- _Your assignment_:
Give the data below again exactly as written, but without the pictures.

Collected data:
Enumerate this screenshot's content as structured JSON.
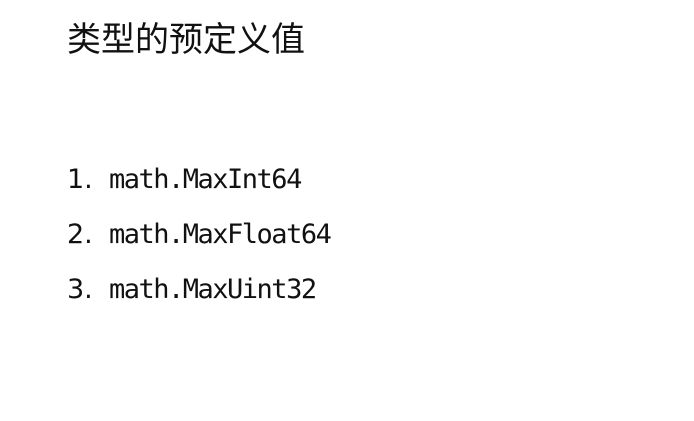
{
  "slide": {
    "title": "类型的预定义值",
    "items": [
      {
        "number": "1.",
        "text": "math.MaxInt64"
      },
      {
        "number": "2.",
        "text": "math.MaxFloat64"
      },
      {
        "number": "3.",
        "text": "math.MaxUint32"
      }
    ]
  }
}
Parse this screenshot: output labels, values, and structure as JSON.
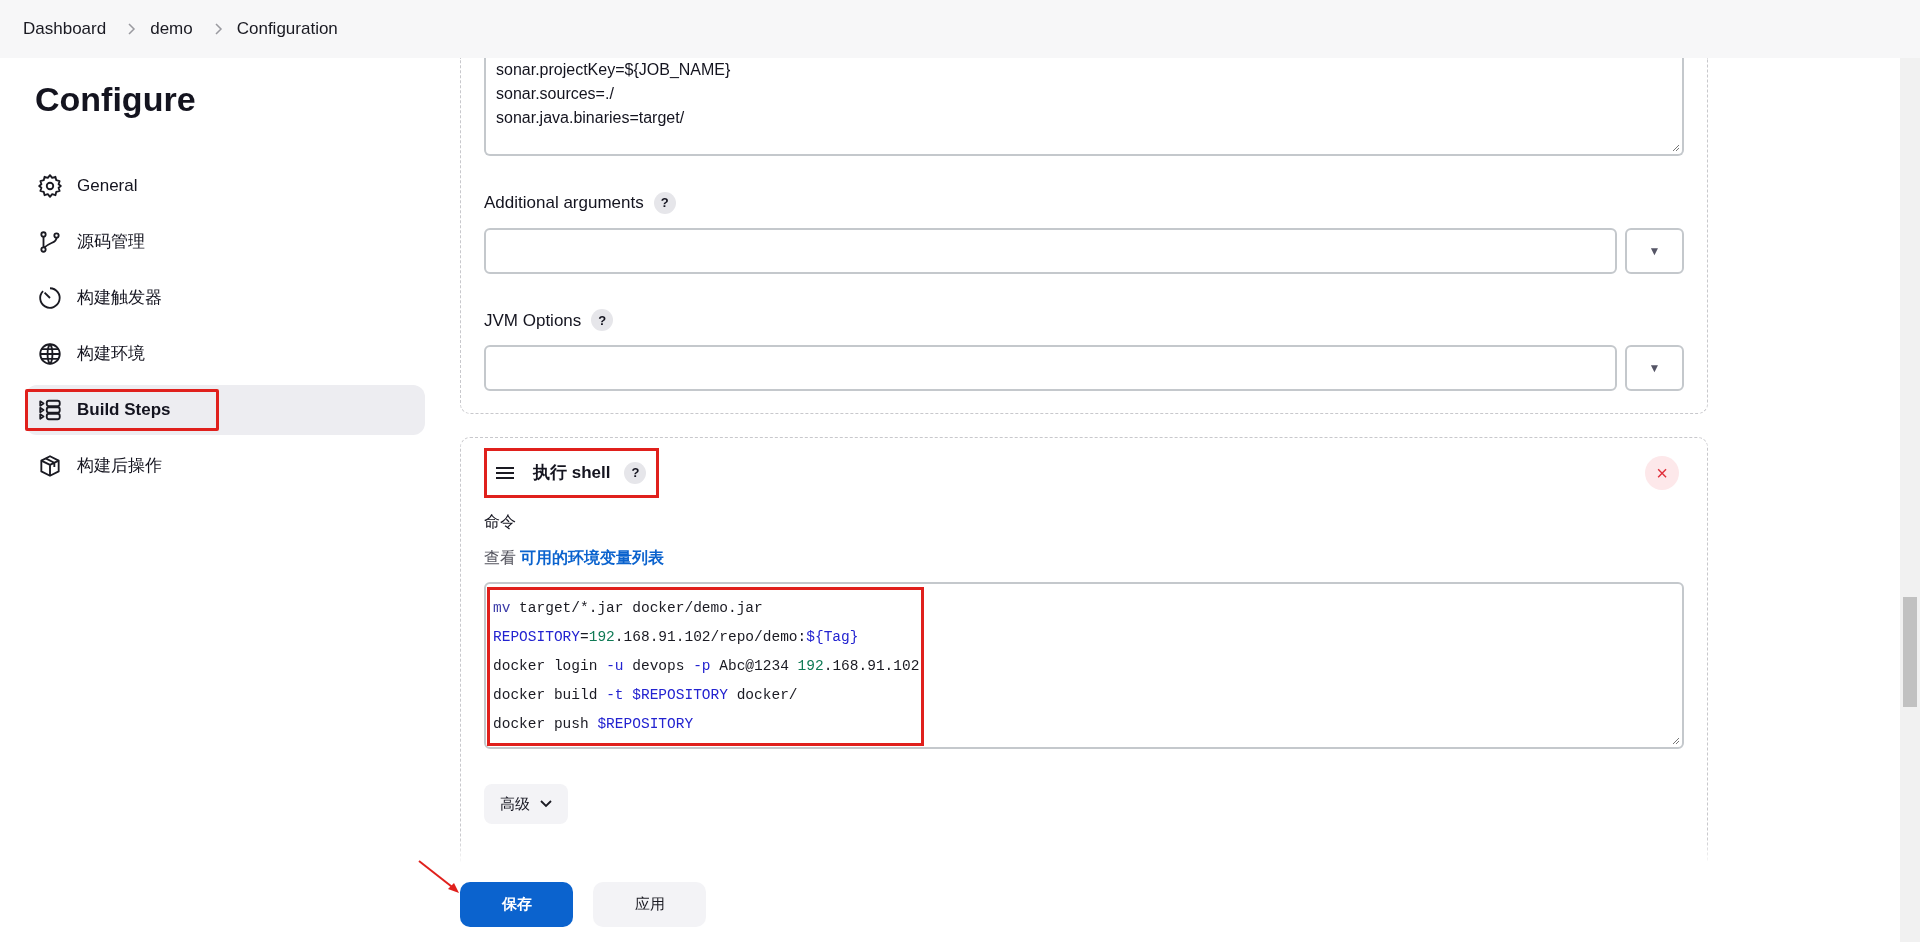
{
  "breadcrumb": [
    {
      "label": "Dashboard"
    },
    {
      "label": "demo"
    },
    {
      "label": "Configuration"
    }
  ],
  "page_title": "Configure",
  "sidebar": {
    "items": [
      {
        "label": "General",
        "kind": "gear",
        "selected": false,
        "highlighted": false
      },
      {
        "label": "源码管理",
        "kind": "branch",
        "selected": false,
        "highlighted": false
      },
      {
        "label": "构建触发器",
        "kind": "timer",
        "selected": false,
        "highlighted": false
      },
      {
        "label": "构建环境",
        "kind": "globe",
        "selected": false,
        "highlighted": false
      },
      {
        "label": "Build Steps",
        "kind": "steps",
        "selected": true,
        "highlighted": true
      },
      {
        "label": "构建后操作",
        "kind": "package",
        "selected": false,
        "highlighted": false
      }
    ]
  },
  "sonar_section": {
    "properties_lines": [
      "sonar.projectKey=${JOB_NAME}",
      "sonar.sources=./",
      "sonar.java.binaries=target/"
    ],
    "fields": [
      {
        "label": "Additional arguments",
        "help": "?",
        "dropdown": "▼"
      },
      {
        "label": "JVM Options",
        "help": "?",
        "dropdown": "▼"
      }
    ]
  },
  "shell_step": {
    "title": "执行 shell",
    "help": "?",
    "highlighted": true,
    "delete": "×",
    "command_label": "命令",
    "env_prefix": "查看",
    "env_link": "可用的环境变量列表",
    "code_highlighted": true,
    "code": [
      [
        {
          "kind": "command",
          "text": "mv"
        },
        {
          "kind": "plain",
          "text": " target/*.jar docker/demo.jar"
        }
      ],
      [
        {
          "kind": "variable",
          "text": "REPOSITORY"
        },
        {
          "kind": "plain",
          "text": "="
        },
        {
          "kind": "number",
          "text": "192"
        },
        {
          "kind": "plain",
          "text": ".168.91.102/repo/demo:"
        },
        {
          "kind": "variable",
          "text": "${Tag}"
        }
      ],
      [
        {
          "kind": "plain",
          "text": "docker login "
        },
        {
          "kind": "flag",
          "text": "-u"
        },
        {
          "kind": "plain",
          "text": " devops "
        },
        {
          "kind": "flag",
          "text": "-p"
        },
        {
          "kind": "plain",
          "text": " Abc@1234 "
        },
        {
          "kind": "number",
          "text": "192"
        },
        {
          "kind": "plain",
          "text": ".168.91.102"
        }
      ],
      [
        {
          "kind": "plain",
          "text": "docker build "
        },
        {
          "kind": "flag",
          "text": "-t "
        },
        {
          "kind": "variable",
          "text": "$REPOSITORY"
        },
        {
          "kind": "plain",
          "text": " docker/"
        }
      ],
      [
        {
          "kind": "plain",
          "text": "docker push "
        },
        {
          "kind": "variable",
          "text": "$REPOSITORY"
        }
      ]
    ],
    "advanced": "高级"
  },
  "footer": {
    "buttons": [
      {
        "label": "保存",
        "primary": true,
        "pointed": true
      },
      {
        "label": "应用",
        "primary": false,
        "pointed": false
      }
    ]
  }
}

- _Answer to the problem_:
Enumerate this screenshot's content as structured JSON.
{
  "slide": {
    "title": "类型的预定义值",
    "items": [
      {
        "number": "1.",
        "text": "math.MaxInt64"
      },
      {
        "number": "2.",
        "text": "math.MaxFloat64"
      },
      {
        "number": "3.",
        "text": "math.MaxUint32"
      }
    ]
  }
}
Parse this screenshot: output labels, values, and structure as JSON.
{
  "breadcrumb": [
    {
      "label": "Dashboard"
    },
    {
      "label": "demo"
    },
    {
      "label": "Configuration"
    }
  ],
  "page_title": "Configure",
  "sidebar": {
    "items": [
      {
        "label": "General",
        "kind": "gear",
        "selected": false,
        "highlighted": false
      },
      {
        "label": "源码管理",
        "kind": "branch",
        "selected": false,
        "highlighted": false
      },
      {
        "label": "构建触发器",
        "kind": "timer",
        "selected": false,
        "highlighted": false
      },
      {
        "label": "构建环境",
        "kind": "globe",
        "selected": false,
        "highlighted": false
      },
      {
        "label": "Build Steps",
        "kind": "steps",
        "selected": true,
        "highlighted": true
      },
      {
        "label": "构建后操作",
        "kind": "package",
        "selected": false,
        "highlighted": false
      }
    ]
  },
  "sonar_section": {
    "properties_lines": [
      "sonar.projectKey=${JOB_NAME}",
      "sonar.sources=./",
      "sonar.java.binaries=target/"
    ],
    "fields": [
      {
        "label": "Additional arguments",
        "help": "?",
        "dropdown": "▼"
      },
      {
        "label": "JVM Options",
        "help": "?",
        "dropdown": "▼"
      }
    ]
  },
  "shell_step": {
    "title": "执行 shell",
    "help": "?",
    "highlighted": true,
    "delete": "×",
    "command_label": "命令",
    "env_prefix": "查看",
    "env_link": "可用的环境变量列表",
    "code_highlighted": true,
    "code": [
      [
        {
          "kind": "command",
          "text": "mv"
        },
        {
          "kind": "plain",
          "text": " target/*.jar docker/demo.jar"
        }
      ],
      [
        {
          "kind": "variable",
          "text": "REPOSITORY"
        },
        {
          "kind": "plain",
          "text": "="
        },
        {
          "kind": "number",
          "text": "192"
        },
        {
          "kind": "plain",
          "text": ".168.91.102/repo/demo:"
        },
        {
          "kind": "variable",
          "text": "${Tag}"
        }
      ],
      [
        {
          "kind": "plain",
          "text": "docker login "
        },
        {
          "kind": "flag",
          "text": "-u"
        },
        {
          "kind": "plain",
          "text": " devops "
        },
        {
          "kind": "flag",
          "text": "-p"
        },
        {
          "kind": "plain",
          "text": " Abc@1234 "
        },
        {
          "kind": "number",
          "text": "192"
        },
        {
          "kind": "plain",
          "text": ".168.91.102"
        }
      ],
      [
        {
          "kind": "plain",
          "text": "docker build "
        },
        {
          "kind": "flag",
          "text": "-t "
        },
        {
          "kind": "variable",
          "text": "$REPOSITORY"
        },
        {
          "kind": "plain",
          "text": " docker/"
        }
      ],
      [
        {
          "kind": "plain",
          "text": "docker push "
        },
        {
          "kind": "variable",
          "text": "$REPOSITORY"
        }
      ]
    ],
    "advanced": "高级"
  },
  "footer": {
    "buttons": [
      {
        "label": "保存",
        "primary": true,
        "pointed": true
      },
      {
        "label": "应用",
        "primary": false,
        "pointed": false
      }
    ]
  }
}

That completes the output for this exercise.